Anyway, off we went. We started off with me leading him from his left, as is conventional, but I soon decided l wanted to be between him and any traffic, so I swapped sides. I do occasionally try to lead him from the wrong side so I knew he’d do it grudgingly. He snorted about it for a bit but walked nicely even as he snorted. With the schooling whip in my outside hand I could reach behind me to tap his quarters over to the hedge if necessary and leading off the bit I had control of the front. I felt I had really good control of him and I was pleased. Before we saw any traffic we practiced going into passing spaces and stopping there, and when we did see cars it all worked just as smoothly. In fact there was one passing place that we used about 4 times: l stopped him in it for practice, and then heard an actual car, so we waited. Once it passed we walked on three paces and another car came around the corner, so I turned him and went back to it. Then the next two times we tried exactly the same thing happened! Finally we carried on uninterrupted and with me feeling really confident about my ability to quickly get him out of the way.

We carried on happily. We were following the route that takes about an hour to hack, so when we set out I wasn’t sure whether I had the stamina to walk all the way around or if I’d turn back at some point to make it shorter, but I was feeling good. About 20 minutes in another hacker trotted up behind us, an elderly lady from another yard. l stopped D at the edge of the road so she could pass but she stopped to check on us, assuming I’d fallen off. She seemed quite incredulous that we were just going for a walk but, once reassured, she checked that D would be OK with her trotting again once she was past us. I told her that would be fine – the horse is very sensible; it’s just the rider who’s scared of hacking! And he was fine. He would have liked to follow her, but didn’t make any fuss.

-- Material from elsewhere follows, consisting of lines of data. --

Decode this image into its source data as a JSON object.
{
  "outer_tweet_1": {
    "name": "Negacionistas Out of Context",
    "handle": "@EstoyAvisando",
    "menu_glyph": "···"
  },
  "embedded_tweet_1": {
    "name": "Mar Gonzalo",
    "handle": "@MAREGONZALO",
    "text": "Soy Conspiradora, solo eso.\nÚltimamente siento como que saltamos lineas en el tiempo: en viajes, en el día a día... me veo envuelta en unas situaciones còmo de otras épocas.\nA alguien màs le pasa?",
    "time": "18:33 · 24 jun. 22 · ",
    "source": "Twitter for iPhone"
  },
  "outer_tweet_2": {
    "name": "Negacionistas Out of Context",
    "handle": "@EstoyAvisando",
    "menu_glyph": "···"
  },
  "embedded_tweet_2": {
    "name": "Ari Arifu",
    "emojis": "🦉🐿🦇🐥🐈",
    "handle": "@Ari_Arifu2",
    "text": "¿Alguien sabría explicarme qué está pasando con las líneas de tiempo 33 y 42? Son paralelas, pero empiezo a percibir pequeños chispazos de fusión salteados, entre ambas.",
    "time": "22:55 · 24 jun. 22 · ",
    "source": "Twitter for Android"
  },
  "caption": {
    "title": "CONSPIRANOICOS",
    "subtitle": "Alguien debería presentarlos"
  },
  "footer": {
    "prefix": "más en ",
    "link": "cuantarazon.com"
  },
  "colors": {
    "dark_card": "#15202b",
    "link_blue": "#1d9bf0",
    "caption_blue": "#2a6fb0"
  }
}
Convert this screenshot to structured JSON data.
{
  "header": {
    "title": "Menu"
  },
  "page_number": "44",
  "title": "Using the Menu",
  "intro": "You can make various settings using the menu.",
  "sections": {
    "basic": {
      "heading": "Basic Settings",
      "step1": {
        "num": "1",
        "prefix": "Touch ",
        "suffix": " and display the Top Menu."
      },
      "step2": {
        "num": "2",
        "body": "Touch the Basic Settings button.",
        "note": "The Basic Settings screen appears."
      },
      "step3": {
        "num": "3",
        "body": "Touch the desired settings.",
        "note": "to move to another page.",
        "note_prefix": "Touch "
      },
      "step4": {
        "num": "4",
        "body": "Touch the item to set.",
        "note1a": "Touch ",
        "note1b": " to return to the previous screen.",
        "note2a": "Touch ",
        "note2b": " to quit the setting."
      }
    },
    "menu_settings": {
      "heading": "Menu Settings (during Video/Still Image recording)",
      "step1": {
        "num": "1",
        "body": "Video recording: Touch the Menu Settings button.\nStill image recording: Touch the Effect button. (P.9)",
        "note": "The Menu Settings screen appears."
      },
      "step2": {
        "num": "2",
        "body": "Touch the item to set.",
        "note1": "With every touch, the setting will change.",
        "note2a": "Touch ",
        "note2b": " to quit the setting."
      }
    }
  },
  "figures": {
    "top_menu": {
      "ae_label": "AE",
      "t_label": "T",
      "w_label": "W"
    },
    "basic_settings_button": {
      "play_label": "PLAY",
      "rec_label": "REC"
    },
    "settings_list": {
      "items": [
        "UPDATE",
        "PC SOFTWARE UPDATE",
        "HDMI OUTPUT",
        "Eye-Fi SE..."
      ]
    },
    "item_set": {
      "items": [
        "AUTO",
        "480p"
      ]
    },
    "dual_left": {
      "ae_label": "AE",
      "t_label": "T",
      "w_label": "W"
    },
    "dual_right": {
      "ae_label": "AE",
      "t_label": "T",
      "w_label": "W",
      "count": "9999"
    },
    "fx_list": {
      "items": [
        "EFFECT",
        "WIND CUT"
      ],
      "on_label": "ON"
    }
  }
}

In fact, everything was going so well I let him have a little trot too – yes that means I did some running! It was not unpleasant, considering. D was concentrating on me, so I had total control of the pace, so we had a few little trots with walking in between. I’d realised that there was a place ahead where we could get off the road enough for me to have a rest and for him to have a little graze. So after our little trots we did that. l toyed with sitting on the grass holding the reins while he grazed but we were only on a bit of grass next to the lane and I didn’t know how he’d be if something came past us in a hurry so I stood until something passed, and then as he wasn’t bothered by it I squatted on my heels as a compromise. Probably sitting would have been fine, as even when we were passed by a big repair van with flashing lights and a cherry-picker on the roof he just picked his head up to look. Good grass is far more important than monsters it seems.

After our rest we continued without incident past barking dogs and got to the (now parked) van with the cherry-picker, now extended and containing a man repairing the overhead wires. Happily D’s need to goggle at that coincided with my need to stop at the T junction and wait for a car to pass. Once I was ready, he was ready too. We passed the squealing children on the slide outside the children’s farm, passed a motorbike who, kindly and unasked, came to a complete stop to avoid any possible equine concern, got into passing places for numerous cars going to and from the farm, all with children in the back delighted to see another horse, and then we were home again.

I was so proud of us. I had no idea l could walk that far, let alone do little bits of running too. We’d been considerate road-users and neither of us freaked out at any point. I’d certainly do it again and I found it far more pleasurable than hacking.